    I am a politically active conservative Republican. I sometimes enjoy writing partisan political articles in which I point out (what I believe are) flaws of the left. These articles are often written for an audience that I assume share many of my political views and consequently would be inappropriate for a site such as Overcoming Bias.

    I would love to get some Sean Hannity money, do you have any advice about how I could accomplish this? As a college professor I always assumed that being a conservative would reduce my lifetime income, but I would be happy to be proved wrong.

    James Miller

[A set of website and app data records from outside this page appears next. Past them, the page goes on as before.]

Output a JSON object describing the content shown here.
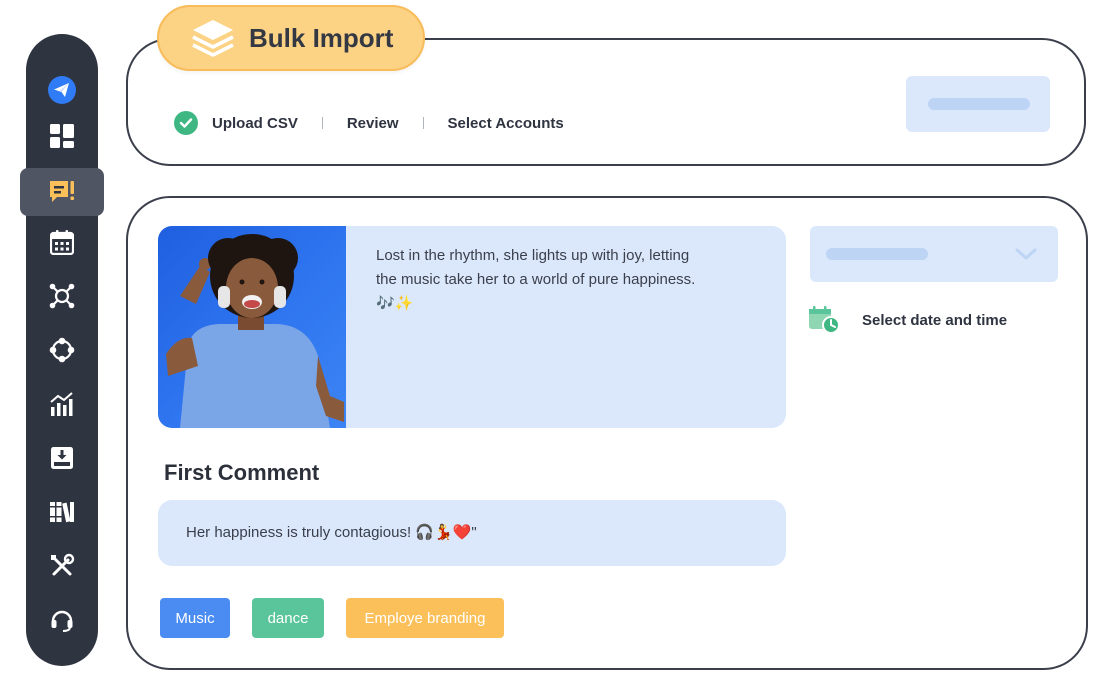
{
  "sidebar": {
    "items": [
      {
        "icon": "paper-plane-icon",
        "active": false
      },
      {
        "icon": "dashboard-grid-icon",
        "active": false
      },
      {
        "icon": "post-composer-icon",
        "active": true
      },
      {
        "icon": "calendar-icon",
        "active": false
      },
      {
        "icon": "network-hub-icon",
        "active": false
      },
      {
        "icon": "workflow-cycle-icon",
        "active": false
      },
      {
        "icon": "analytics-chart-icon",
        "active": false
      },
      {
        "icon": "inbox-download-icon",
        "active": false
      },
      {
        "icon": "library-books-icon",
        "active": false
      },
      {
        "icon": "tools-icon",
        "active": false
      },
      {
        "icon": "headset-support-icon",
        "active": false
      }
    ]
  },
  "header": {
    "title": "Bulk Import",
    "title_icon": "layers-icon",
    "steps": [
      {
        "label": "Upload CSV",
        "completed": true
      },
      {
        "label": "Review",
        "completed": false
      },
      {
        "label": "Select Accounts",
        "completed": false
      }
    ]
  },
  "post": {
    "caption": "Lost in the rhythm, she lights up with joy, letting the music take her to a world of pure happiness. 🎶✨",
    "image": "woman-dancing-with-headphones-photo"
  },
  "first_comment": {
    "title": "First Comment",
    "text": "Her happiness is truly contagious! 🎧💃❤️\""
  },
  "tags": [
    "Music",
    "dance",
    "Employe branding"
  ],
  "schedule": {
    "label": "Select date and time",
    "icon": "calendar-clock-icon"
  },
  "colors": {
    "sidebar_bg": "#2f3441",
    "accent_yellow": "#fcd285",
    "card_blue": "#dbe8fb",
    "success_green": "#3fb783",
    "tag_blue": "#4a8cf2",
    "tag_green": "#5ac49a",
    "tag_orange": "#fbc05a"
  }
}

  • Markets will be markets.. but I can tell you this, Resveratrol has helped me shed unwanted pounds.. And my guess is that the research is correct.. that there is indeed an anti-aging benefit.

  • Hopefully Anonymous

    Prof. Miller, I take it your conservative republicanism doesn’t lead you to an anti-persistence maximizing position, and I’m thankful for that. I’m curious if you’ve thought about ways to influence other conservative republican opinion-shapers into advancing agendas that benefit those of us who don’t want to die -agendas that are arguably in their own interest. If they approached perfect rationality, I imagine they have some sort of internal, non-transparent balancing going on, between populist positions that may be bad for advancement of persistence maximizing technology but which allows them greater wealth accumulation by taking those positions. For example, I imagine that there was a dollar benefit to Sean Hannity (or similarly positioned people) for being loudly against fetal stem cell research, in terms of increased audience, advertising revenue, and pay, that they could then use to maximize their personal odds of persistence. But I’d think they’d fear some personal cost because they might be so successful in voicing their oppostion to innovative medical technology that they could harm their personal odds of persistence. Sean Hannity may have plausible deniability that he even makes such calculations. But I don’t think you do. 😉

    So, how do you make these calculations? Or how will you from this point forward?

  • Dear Hopefully Anonymous,

    Your wrote “I’m curious if you’ve thought about ways to influence other conservative republican opinion-shapers into advancing agendas that benefit those of us who don’t want to die -agendas that are arguably in their own interest.”


  • Ryan W.

    I think there are too many variables here. For example, look at vitamin E. It turns out that natural mixed tocopherols combined with ascorbates are helpful, while a racemic mix of alpha tocopherol increases mortality by ‘crowding out’ other useful forms of vitamin E.

    Who wins that bet?

    Better to just bet on processes for producing resveratrol, or have a futures market in Japanese Knotweed or something. Or what if resveratrol is healthy, but they find a way to alter it so that it doesn’t interfere with the cytochrome system, so that people taking statin drugs can still take it. And then some people choose to take the old kind since some benefits actually turn out to hinge upon cytrochrome inactivation. (yes, I know that the primary effect is from p53 inactivation)

    When it comes down to it, I place little faith in the wisdom of crowds here. Have you seen the garbage people eat now? And don’t get me started on their exercise habits.